# DIRECTIONS
Each line with the string "JSON" is to be copied from the records below.

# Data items
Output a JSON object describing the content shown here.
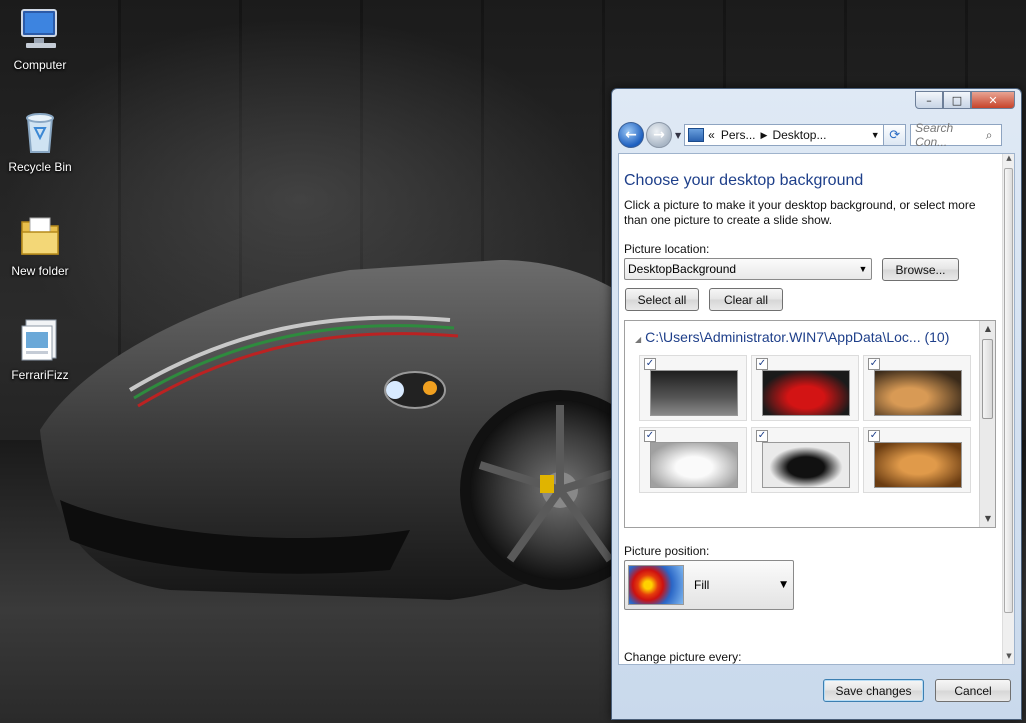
{
  "desktop": {
    "icons": [
      {
        "label": "Computer"
      },
      {
        "label": "Recycle Bin"
      },
      {
        "label": "New folder"
      },
      {
        "label": "FerrariFizz"
      }
    ]
  },
  "window": {
    "caption": {
      "minimize": "–",
      "maximize": "□",
      "close": "✕"
    },
    "address": {
      "chevron": "«",
      "crumb1": "Pers...",
      "crumb2": "Desktop..."
    },
    "search_placeholder": "Search Con...",
    "title": "Choose your desktop background",
    "description": "Click a picture to make it your desktop background, or select more than one picture to create a slide show.",
    "picture_location_label": "Picture location:",
    "picture_location_value": "DesktopBackground",
    "browse_label": "Browse...",
    "select_all_label": "Select all",
    "clear_all_label": "Clear all",
    "gallery_header": "C:\\Users\\Administrator.WIN7\\AppData\\Loc... (10)",
    "thumbnails": [
      {
        "checked": true,
        "colors": [
          "#2b2b2b",
          "#8a8a8a"
        ]
      },
      {
        "checked": true,
        "colors": [
          "#c20d0d",
          "#1a1a1a"
        ]
      },
      {
        "checked": true,
        "colors": [
          "#c38a4a",
          "#3a2a1a"
        ]
      },
      {
        "checked": true,
        "colors": [
          "#e6e6e6",
          "#9a9a9a"
        ]
      },
      {
        "checked": true,
        "colors": [
          "#f0f0f0",
          "#111111"
        ]
      },
      {
        "checked": true,
        "colors": [
          "#d38a3e",
          "#7a4a1a"
        ]
      }
    ],
    "picture_position_label": "Picture position:",
    "picture_position_value": "Fill",
    "change_picture_label": "Change picture every:",
    "save_label": "Save changes",
    "cancel_label": "Cancel"
  }
}
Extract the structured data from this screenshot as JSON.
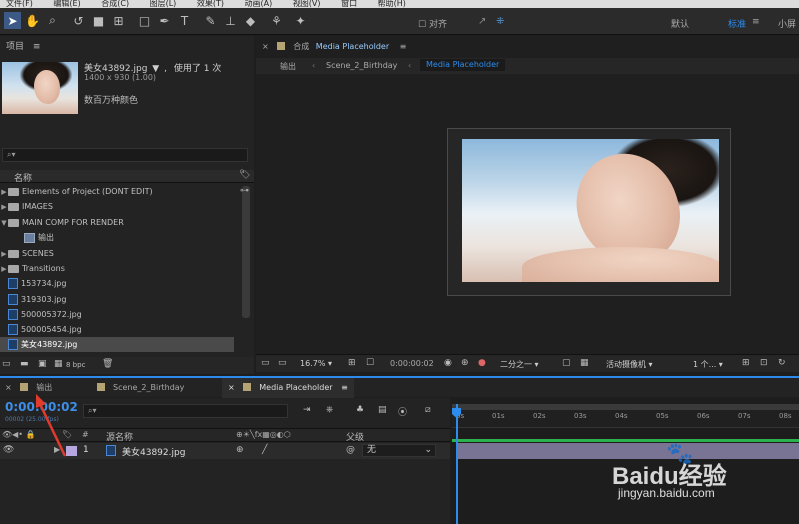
{
  "menubar": [
    "文件(F)",
    "编辑(E)",
    "合成(C)",
    "图层(L)",
    "效果(T)",
    "动画(A)",
    "视图(V)",
    "窗口",
    "帮助(H)"
  ],
  "toolbar": {
    "align_label": "对齐",
    "workspace_default": "默认",
    "workspace_standard": "标准",
    "workspace_small": "小屏",
    "icons": [
      "selection-tool-icon",
      "hand-tool-icon",
      "zoom-tool-icon",
      "rotate-tool-icon",
      "camera-tool-icon",
      "pan-behind-tool-icon",
      "rectangle-tool-icon",
      "pen-tool-icon",
      "text-tool-icon",
      "brush-tool-icon",
      "clone-stamp-tool-icon",
      "eraser-tool-icon",
      "roto-brush-tool-icon",
      "puppet-pin-tool-icon"
    ]
  },
  "project": {
    "title": "项目",
    "selected_name": "美女43892.jpg",
    "used_label": "使用了 1 次",
    "dimensions": "1400 x 930 (1.00)",
    "colors": "数百万种颜色",
    "search_placeholder": "",
    "col_name": "名称",
    "items": [
      {
        "type": "folder",
        "label": "Elements of Project (DONT EDIT)",
        "twirl": "▶"
      },
      {
        "type": "folder",
        "label": "IMAGES",
        "twirl": "▶"
      },
      {
        "type": "folder",
        "label": "MAIN COMP FOR RENDER",
        "twirl": "▼"
      },
      {
        "type": "comp",
        "label": "输出",
        "twirl": ""
      },
      {
        "type": "folder",
        "label": "SCENES",
        "twirl": "▶"
      },
      {
        "type": "folder",
        "label": "Transitions",
        "twirl": "▶"
      },
      {
        "type": "file",
        "label": "153734.jpg",
        "twirl": ""
      },
      {
        "type": "file",
        "label": "319303.jpg",
        "twirl": ""
      },
      {
        "type": "file",
        "label": "500005372.jpg",
        "twirl": ""
      },
      {
        "type": "file",
        "label": "500005454.jpg",
        "twirl": ""
      },
      {
        "type": "file",
        "label": "美女43892.jpg",
        "twirl": "",
        "selected": true
      }
    ],
    "bpc": "8 bpc"
  },
  "composition": {
    "panel_label": "合成",
    "comp_name": "Media Placeholder",
    "breadcrumbs": [
      "输出",
      "Scene_2_Birthday",
      "Media Placeholder"
    ],
    "zoom": "16.7%",
    "timecode": "0:00:00:02",
    "resolution": "二分之一",
    "camera": "活动摄像机",
    "views": "1 个..."
  },
  "timeline": {
    "tabs": [
      "输出",
      "Scene_2_Birthday",
      "Media Placeholder"
    ],
    "timecode": "0:00:00:02",
    "fps_note": "00002 (25.00 fps)",
    "search_placeholder": "",
    "col_layer_name": "源名称",
    "col_parent": "父级",
    "layer": {
      "number": "1",
      "name": "美女43892.jpg",
      "parent": "无"
    },
    "ruler": [
      "0s",
      "01s",
      "02s",
      "03s",
      "04s",
      "05s",
      "06s",
      "07s",
      "08s"
    ]
  },
  "watermark": {
    "brand": "Baidu经验",
    "url": "jingyan.baidu.com"
  },
  "colors": {
    "accent": "#2d8ceb",
    "label_purple": "#b7a7e0",
    "selection": "#3d5a86"
  }
}
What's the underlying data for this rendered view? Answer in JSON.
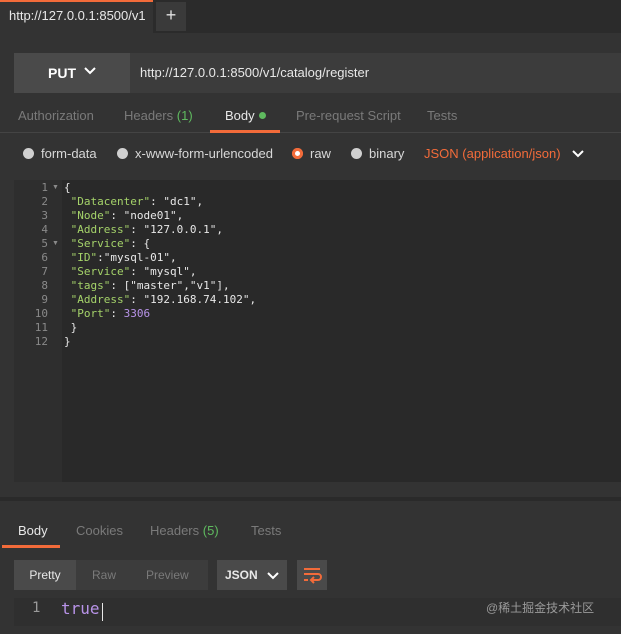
{
  "window": {
    "tab_title": "http://127.0.0.1:8500/v1",
    "new_tab_label": "+"
  },
  "request": {
    "method": "PUT",
    "url": "http://127.0.0.1:8500/v1/catalog/register"
  },
  "request_tabs": [
    {
      "label": "Authorization"
    },
    {
      "label": "Headers",
      "count": "(1)"
    },
    {
      "label": "Body",
      "active": true
    },
    {
      "label": "Pre-request Script"
    },
    {
      "label": "Tests"
    }
  ],
  "body_types": [
    {
      "label": "form-data",
      "selected": false
    },
    {
      "label": "x-www-form-urlencoded",
      "selected": false
    },
    {
      "label": "raw",
      "selected": true
    },
    {
      "label": "binary",
      "selected": false
    }
  ],
  "content_type": "JSON (application/json)",
  "code_lines": [
    {
      "n": "1",
      "text": "{"
    },
    {
      "n": "2",
      "key": "\"Datacenter\"",
      "sep": ": ",
      "val": "\"dc1\"",
      "end": ","
    },
    {
      "n": "3",
      "key": "\"Node\"",
      "sep": ": ",
      "val": "\"node01\"",
      "end": ","
    },
    {
      "n": "4",
      "key": "\"Address\"",
      "sep": ": ",
      "val": "\"127.0.0.1\"",
      "end": ","
    },
    {
      "n": "5",
      "key": "\"Service\"",
      "sep": ": ",
      "val": "{",
      "end": ""
    },
    {
      "n": "6",
      "key": "\"ID\"",
      "sep": ":",
      "val": "\"mysql-01\"",
      "end": ","
    },
    {
      "n": "7",
      "key": "\"Service\"",
      "sep": ": ",
      "val": "\"mysql\"",
      "end": ","
    },
    {
      "n": "8",
      "key": "\"tags\"",
      "sep": ": ",
      "val": "[\"master\",\"v1\"]",
      "end": ","
    },
    {
      "n": "9",
      "key": "\"Address\"",
      "sep": ": ",
      "val": "\"192.168.74.102\"",
      "end": ","
    },
    {
      "n": "10",
      "key": "\"Port\"",
      "sep": ": ",
      "num": "3306",
      "end": ""
    },
    {
      "n": "11",
      "text": " }"
    },
    {
      "n": "12",
      "text": "}"
    }
  ],
  "response_tabs": [
    {
      "label": "Body",
      "active": true
    },
    {
      "label": "Cookies"
    },
    {
      "label": "Headers",
      "count": "(5)"
    },
    {
      "label": "Tests"
    }
  ],
  "response_modes": [
    "Pretty",
    "Raw",
    "Preview"
  ],
  "response_format": "JSON",
  "response_line_number": "1",
  "response_value": "true",
  "watermark": "@稀土掘金技术社区",
  "colors": {
    "accent": "#f26b3a",
    "success": "#5fba5f",
    "number": "#b893e8",
    "key": "#a5d36a"
  },
  "icons": [
    "chevron-down-icon",
    "wrap-lines-icon",
    "fold-arrow-icon"
  ]
}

# EXERCISE RESULT
Output a JSON object describing the content shown here.
Extract the structured data from this screenshot as JSON.
What's the underlying data for this rendered view? Answer in JSON.
  "content_type": "JSON (application/json)",
  "response_format": "JSON",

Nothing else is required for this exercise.